• _EXERCISE AIM_
Please return every record exactly, with no pictures included.

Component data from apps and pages
============

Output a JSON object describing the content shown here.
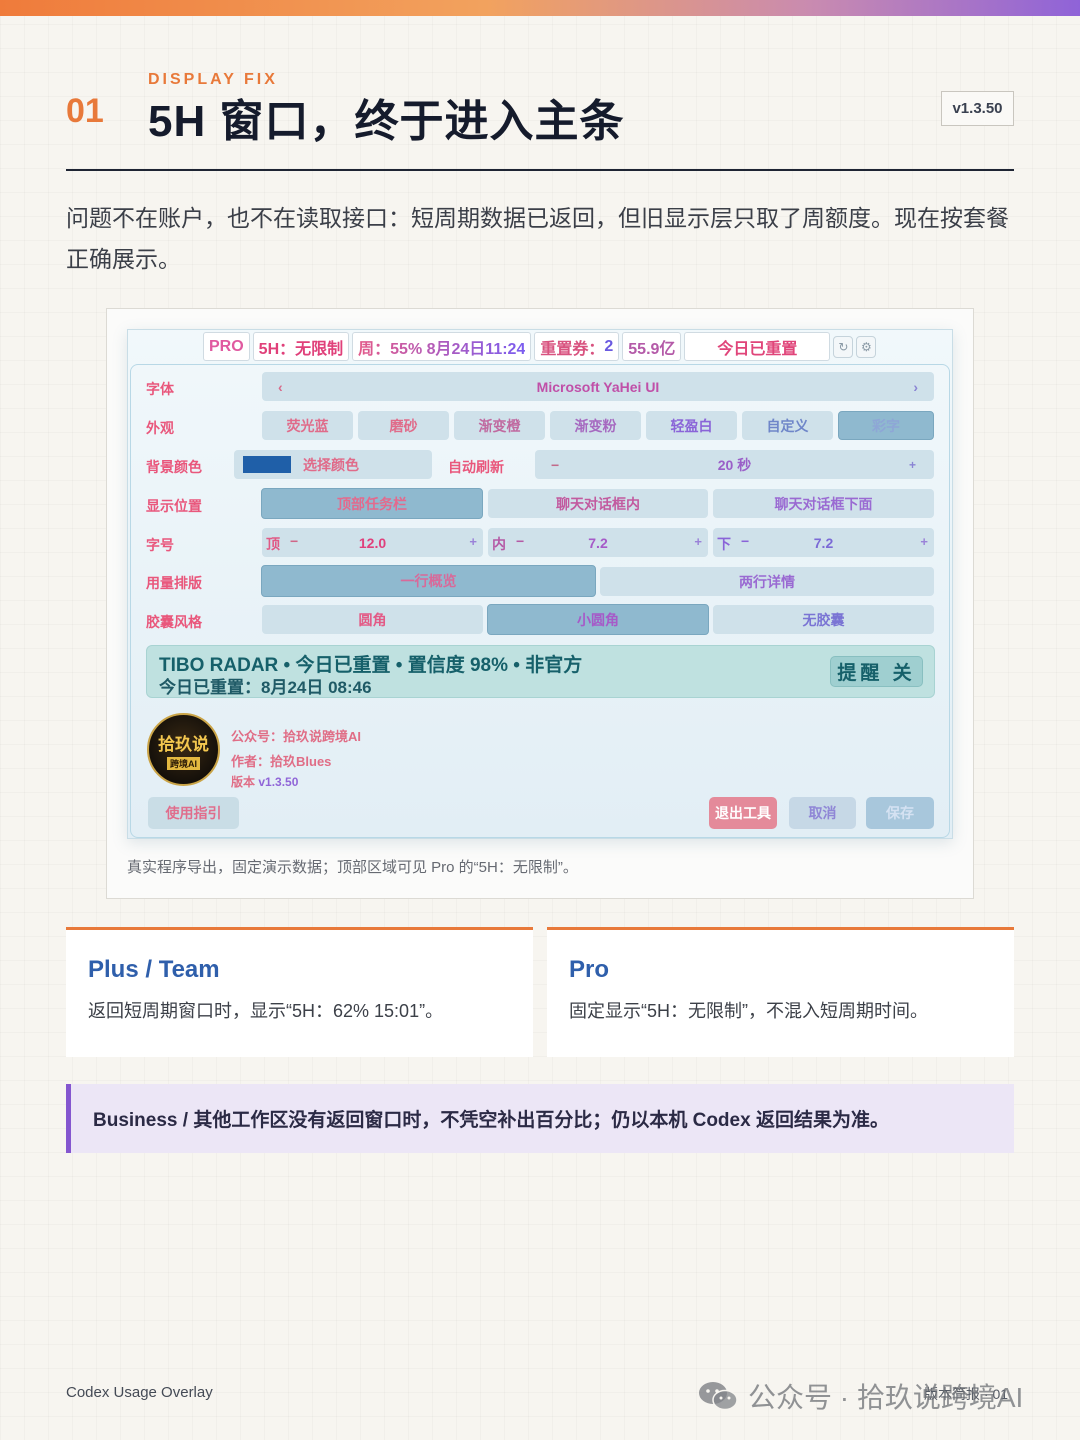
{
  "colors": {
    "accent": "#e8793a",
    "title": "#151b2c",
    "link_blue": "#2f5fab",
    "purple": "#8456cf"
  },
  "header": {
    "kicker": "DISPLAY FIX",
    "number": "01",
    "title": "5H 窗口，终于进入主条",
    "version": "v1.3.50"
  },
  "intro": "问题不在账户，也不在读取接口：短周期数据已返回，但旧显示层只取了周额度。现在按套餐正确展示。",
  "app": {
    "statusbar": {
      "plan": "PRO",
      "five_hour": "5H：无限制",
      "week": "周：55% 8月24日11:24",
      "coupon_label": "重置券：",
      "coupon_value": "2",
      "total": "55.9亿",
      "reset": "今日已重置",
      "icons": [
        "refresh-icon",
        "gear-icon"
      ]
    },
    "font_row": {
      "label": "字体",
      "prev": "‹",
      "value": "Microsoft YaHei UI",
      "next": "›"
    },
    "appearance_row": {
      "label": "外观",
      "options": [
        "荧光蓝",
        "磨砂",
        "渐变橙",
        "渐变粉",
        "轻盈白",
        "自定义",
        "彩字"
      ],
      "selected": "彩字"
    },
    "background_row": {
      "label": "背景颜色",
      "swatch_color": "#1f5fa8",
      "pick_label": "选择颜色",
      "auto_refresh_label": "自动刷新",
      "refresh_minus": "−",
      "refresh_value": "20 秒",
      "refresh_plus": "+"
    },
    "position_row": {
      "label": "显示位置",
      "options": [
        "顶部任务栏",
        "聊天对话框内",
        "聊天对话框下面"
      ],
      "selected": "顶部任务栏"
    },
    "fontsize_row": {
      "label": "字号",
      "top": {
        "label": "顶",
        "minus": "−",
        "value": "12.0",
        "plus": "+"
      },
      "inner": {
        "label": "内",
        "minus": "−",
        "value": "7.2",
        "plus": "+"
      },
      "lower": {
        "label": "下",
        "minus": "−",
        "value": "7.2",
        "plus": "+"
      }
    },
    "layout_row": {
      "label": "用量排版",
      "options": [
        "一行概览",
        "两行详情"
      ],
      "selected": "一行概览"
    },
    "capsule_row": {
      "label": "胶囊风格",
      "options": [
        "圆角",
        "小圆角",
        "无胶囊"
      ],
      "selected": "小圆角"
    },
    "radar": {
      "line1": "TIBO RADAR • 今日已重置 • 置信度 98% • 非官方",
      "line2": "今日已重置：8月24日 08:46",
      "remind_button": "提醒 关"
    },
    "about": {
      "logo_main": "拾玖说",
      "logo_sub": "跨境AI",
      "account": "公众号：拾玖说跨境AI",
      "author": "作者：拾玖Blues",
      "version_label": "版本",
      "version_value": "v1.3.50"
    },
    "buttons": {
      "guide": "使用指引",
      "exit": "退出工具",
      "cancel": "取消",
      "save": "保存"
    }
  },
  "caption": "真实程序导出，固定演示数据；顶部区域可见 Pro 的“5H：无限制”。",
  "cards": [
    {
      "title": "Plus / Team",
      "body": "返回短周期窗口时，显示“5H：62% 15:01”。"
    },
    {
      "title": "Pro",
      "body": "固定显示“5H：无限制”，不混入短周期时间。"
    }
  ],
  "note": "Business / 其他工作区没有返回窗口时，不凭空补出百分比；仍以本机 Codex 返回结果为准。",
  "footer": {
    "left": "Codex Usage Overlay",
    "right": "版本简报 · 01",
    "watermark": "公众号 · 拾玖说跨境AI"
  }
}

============

• _TASK SOLUTION_
Output a JSON object describing the content shown here.
{
  "colors": {
    "accent": "#e8793a",
    "title": "#151b2c",
    "link_blue": "#2f5fab",
    "purple": "#8456cf"
  },
  "header": {
    "kicker": "DISPLAY FIX",
    "number": "01",
    "title": "5H 窗口，终于进入主条",
    "version": "v1.3.50"
  },
  "intro": "问题不在账户，也不在读取接口：短周期数据已返回，但旧显示层只取了周额度。现在按套餐正确展示。",
  "app": {
    "statusbar": {
      "plan": "PRO",
      "five_hour": "5H：无限制",
      "week": "周：55% 8月24日11:24",
      "coupon_label": "重置券：",
      "coupon_value": "2",
      "total": "55.9亿",
      "reset": "今日已重置",
      "icons": [
        "refresh-icon",
        "gear-icon"
      ]
    },
    "font_row": {
      "label": "字体",
      "prev": "‹",
      "value": "Microsoft YaHei UI",
      "next": "›"
    },
    "appearance_row": {
      "label": "外观",
      "options": [
        "荧光蓝",
        "磨砂",
        "渐变橙",
        "渐变粉",
        "轻盈白",
        "自定义",
        "彩字"
      ],
      "selected": "彩字"
    },
    "background_row": {
      "label": "背景颜色",
      "swatch_color": "#1f5fa8",
      "pick_label": "选择颜色",
      "auto_refresh_label": "自动刷新",
      "refresh_minus": "−",
      "refresh_value": "20 秒",
      "refresh_plus": "+"
    },
    "position_row": {
      "label": "显示位置",
      "options": [
        "顶部任务栏",
        "聊天对话框内",
        "聊天对话框下面"
      ],
      "selected": "顶部任务栏"
    },
    "fontsize_row": {
      "label": "字号",
      "top": {
        "label": "顶",
        "minus": "−",
        "value": "12.0",
        "plus": "+"
      },
      "inner": {
        "label": "内",
        "minus": "−",
        "value": "7.2",
        "plus": "+"
      },
      "lower": {
        "label": "下",
        "minus": "−",
        "value": "7.2",
        "plus": "+"
      }
    },
    "layout_row": {
      "label": "用量排版",
      "options": [
        "一行概览",
        "两行详情"
      ],
      "selected": "一行概览"
    },
    "capsule_row": {
      "label": "胶囊风格",
      "options": [
        "圆角",
        "小圆角",
        "无胶囊"
      ],
      "selected": "小圆角"
    },
    "radar": {
      "line1": "TIBO RADAR • 今日已重置 • 置信度 98% • 非官方",
      "line2": "今日已重置：8月24日 08:46",
      "remind_button": "提醒 关"
    },
    "about": {
      "logo_main": "拾玖说",
      "logo_sub": "跨境AI",
      "account": "公众号：拾玖说跨境AI",
      "author": "作者：拾玖Blues",
      "version_label": "版本",
      "version_value": "v1.3.50"
    },
    "buttons": {
      "guide": "使用指引",
      "exit": "退出工具",
      "cancel": "取消",
      "save": "保存"
    }
  },
  "caption": "真实程序导出，固定演示数据；顶部区域可见 Pro 的“5H：无限制”。",
  "cards": [
    {
      "title": "Plus / Team",
      "body": "返回短周期窗口时，显示“5H：62% 15:01”。"
    },
    {
      "title": "Pro",
      "body": "固定显示“5H：无限制”，不混入短周期时间。"
    }
  ],
  "note": "Business / 其他工作区没有返回窗口时，不凭空补出百分比；仍以本机 Codex 返回结果为准。",
  "footer": {
    "left": "Codex Usage Overlay",
    "right": "版本简报 · 01",
    "watermark": "公众号 · 拾玖说跨境AI"
  }
}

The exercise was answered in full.